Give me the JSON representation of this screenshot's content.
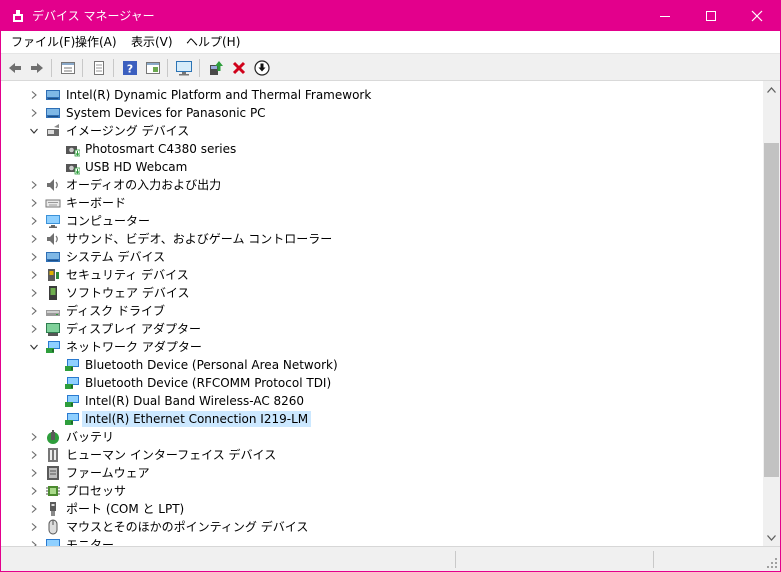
{
  "window": {
    "title": "デバイス マネージャー",
    "accent": "#e3008c"
  },
  "menubar": {
    "items": [
      "ファイル(F)",
      "操作(A)",
      "表示(V)",
      "ヘルプ(H)"
    ]
  },
  "toolbar": {
    "buttons": [
      "back-icon",
      "forward-icon",
      "properties-icon",
      "details-icon",
      "help-icon",
      "action-icon",
      "monitor-icon",
      "update-driver-icon",
      "uninstall-icon",
      "install-icon"
    ]
  },
  "tree": {
    "items": [
      {
        "label": "Intel(R) Dynamic Platform and Thermal Framework",
        "level": 0,
        "state": "collapsed",
        "icon": "system-icon"
      },
      {
        "label": "System Devices for Panasonic PC",
        "level": 0,
        "state": "collapsed",
        "icon": "system-icon"
      },
      {
        "label": "イメージング デバイス",
        "level": 0,
        "state": "expanded",
        "icon": "imaging-icon"
      },
      {
        "label": "Photosmart C4380 series",
        "level": 1,
        "state": "none",
        "icon": "camera-icon"
      },
      {
        "label": "USB HD Webcam",
        "level": 1,
        "state": "none",
        "icon": "camera-icon"
      },
      {
        "label": "オーディオの入力および出力",
        "level": 0,
        "state": "collapsed",
        "icon": "audio-icon"
      },
      {
        "label": "キーボード",
        "level": 0,
        "state": "collapsed",
        "icon": "keyboard-icon"
      },
      {
        "label": "コンピューター",
        "level": 0,
        "state": "collapsed",
        "icon": "computer-icon"
      },
      {
        "label": "サウンド、ビデオ、およびゲーム コントローラー",
        "level": 0,
        "state": "collapsed",
        "icon": "audio-icon"
      },
      {
        "label": "システム デバイス",
        "level": 0,
        "state": "collapsed",
        "icon": "system-icon"
      },
      {
        "label": "セキュリティ デバイス",
        "level": 0,
        "state": "collapsed",
        "icon": "security-icon"
      },
      {
        "label": "ソフトウェア デバイス",
        "level": 0,
        "state": "collapsed",
        "icon": "software-device-icon"
      },
      {
        "label": "ディスク ドライブ",
        "level": 0,
        "state": "collapsed",
        "icon": "disk-icon"
      },
      {
        "label": "ディスプレイ アダプター",
        "level": 0,
        "state": "collapsed",
        "icon": "display-adapter-icon"
      },
      {
        "label": "ネットワーク アダプター",
        "level": 0,
        "state": "expanded",
        "icon": "network-icon"
      },
      {
        "label": "Bluetooth Device (Personal Area Network)",
        "level": 1,
        "state": "none",
        "icon": "network-icon"
      },
      {
        "label": "Bluetooth Device (RFCOMM Protocol TDI)",
        "level": 1,
        "state": "none",
        "icon": "network-icon"
      },
      {
        "label": "Intel(R) Dual Band Wireless-AC 8260",
        "level": 1,
        "state": "none",
        "icon": "network-icon"
      },
      {
        "label": "Intel(R) Ethernet Connection I219-LM",
        "level": 1,
        "state": "none",
        "icon": "network-icon",
        "selected": true
      },
      {
        "label": "バッテリ",
        "level": 0,
        "state": "collapsed",
        "icon": "battery-icon"
      },
      {
        "label": "ヒューマン インターフェイス デバイス",
        "level": 0,
        "state": "collapsed",
        "icon": "hid-icon"
      },
      {
        "label": "ファームウェア",
        "level": 0,
        "state": "collapsed",
        "icon": "firmware-icon"
      },
      {
        "label": "プロセッサ",
        "level": 0,
        "state": "collapsed",
        "icon": "processor-icon"
      },
      {
        "label": "ポート (COM と LPT)",
        "level": 0,
        "state": "collapsed",
        "icon": "port-icon"
      },
      {
        "label": "マウスとそのほかのポインティング デバイス",
        "level": 0,
        "state": "collapsed",
        "icon": "mouse-icon"
      },
      {
        "label": "モニター",
        "level": 0,
        "state": "collapsed",
        "icon": "monitor-icon"
      }
    ]
  }
}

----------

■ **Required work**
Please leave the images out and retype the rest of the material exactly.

■ **Task solution**
Give me the JSON representation of this screenshot's content.
{
  "window": {
    "title": "デバイス マネージャー",
    "accent": "#e3008c"
  },
  "menubar": {
    "items": [
      "ファイル(F)",
      "操作(A)",
      "表示(V)",
      "ヘルプ(H)"
    ]
  },
  "toolbar": {
    "buttons": [
      "back-icon",
      "forward-icon",
      "properties-icon",
      "details-icon",
      "help-icon",
      "action-icon",
      "monitor-icon",
      "update-driver-icon",
      "uninstall-icon",
      "install-icon"
    ]
  },
  "tree": {
    "items": [
      {
        "label": "Intel(R) Dynamic Platform and Thermal Framework",
        "level": 0,
        "state": "collapsed",
        "icon": "system-icon"
      },
      {
        "label": "System Devices for Panasonic PC",
        "level": 0,
        "state": "collapsed",
        "icon": "system-icon"
      },
      {
        "label": "イメージング デバイス",
        "level": 0,
        "state": "expanded",
        "icon": "imaging-icon"
      },
      {
        "label": "Photosmart C4380 series",
        "level": 1,
        "state": "none",
        "icon": "camera-icon"
      },
      {
        "label": "USB HD Webcam",
        "level": 1,
        "state": "none",
        "icon": "camera-icon"
      },
      {
        "label": "オーディオの入力および出力",
        "level": 0,
        "state": "collapsed",
        "icon": "audio-icon"
      },
      {
        "label": "キーボード",
        "level": 0,
        "state": "collapsed",
        "icon": "keyboard-icon"
      },
      {
        "label": "コンピューター",
        "level": 0,
        "state": "collapsed",
        "icon": "computer-icon"
      },
      {
        "label": "サウンド、ビデオ、およびゲーム コントローラー",
        "level": 0,
        "state": "collapsed",
        "icon": "audio-icon"
      },
      {
        "label": "システム デバイス",
        "level": 0,
        "state": "collapsed",
        "icon": "system-icon"
      },
      {
        "label": "セキュリティ デバイス",
        "level": 0,
        "state": "collapsed",
        "icon": "security-icon"
      },
      {
        "label": "ソフトウェア デバイス",
        "level": 0,
        "state": "collapsed",
        "icon": "software-device-icon"
      },
      {
        "label": "ディスク ドライブ",
        "level": 0,
        "state": "collapsed",
        "icon": "disk-icon"
      },
      {
        "label": "ディスプレイ アダプター",
        "level": 0,
        "state": "collapsed",
        "icon": "display-adapter-icon"
      },
      {
        "label": "ネットワーク アダプター",
        "level": 0,
        "state": "expanded",
        "icon": "network-icon"
      },
      {
        "label": "Bluetooth Device (Personal Area Network)",
        "level": 1,
        "state": "none",
        "icon": "network-icon"
      },
      {
        "label": "Bluetooth Device (RFCOMM Protocol TDI)",
        "level": 1,
        "state": "none",
        "icon": "network-icon"
      },
      {
        "label": "Intel(R) Dual Band Wireless-AC 8260",
        "level": 1,
        "state": "none",
        "icon": "network-icon"
      },
      {
        "label": "Intel(R) Ethernet Connection I219-LM",
        "level": 1,
        "state": "none",
        "icon": "network-icon",
        "selected": true
      },
      {
        "label": "バッテリ",
        "level": 0,
        "state": "collapsed",
        "icon": "battery-icon"
      },
      {
        "label": "ヒューマン インターフェイス デバイス",
        "level": 0,
        "state": "collapsed",
        "icon": "hid-icon"
      },
      {
        "label": "ファームウェア",
        "level": 0,
        "state": "collapsed",
        "icon": "firmware-icon"
      },
      {
        "label": "プロセッサ",
        "level": 0,
        "state": "collapsed",
        "icon": "processor-icon"
      },
      {
        "label": "ポート (COM と LPT)",
        "level": 0,
        "state": "collapsed",
        "icon": "port-icon"
      },
      {
        "label": "マウスとそのほかのポインティング デバイス",
        "level": 0,
        "state": "collapsed",
        "icon": "mouse-icon"
      },
      {
        "label": "モニター",
        "level": 0,
        "state": "collapsed",
        "icon": "monitor-icon"
      }
    ]
  }
}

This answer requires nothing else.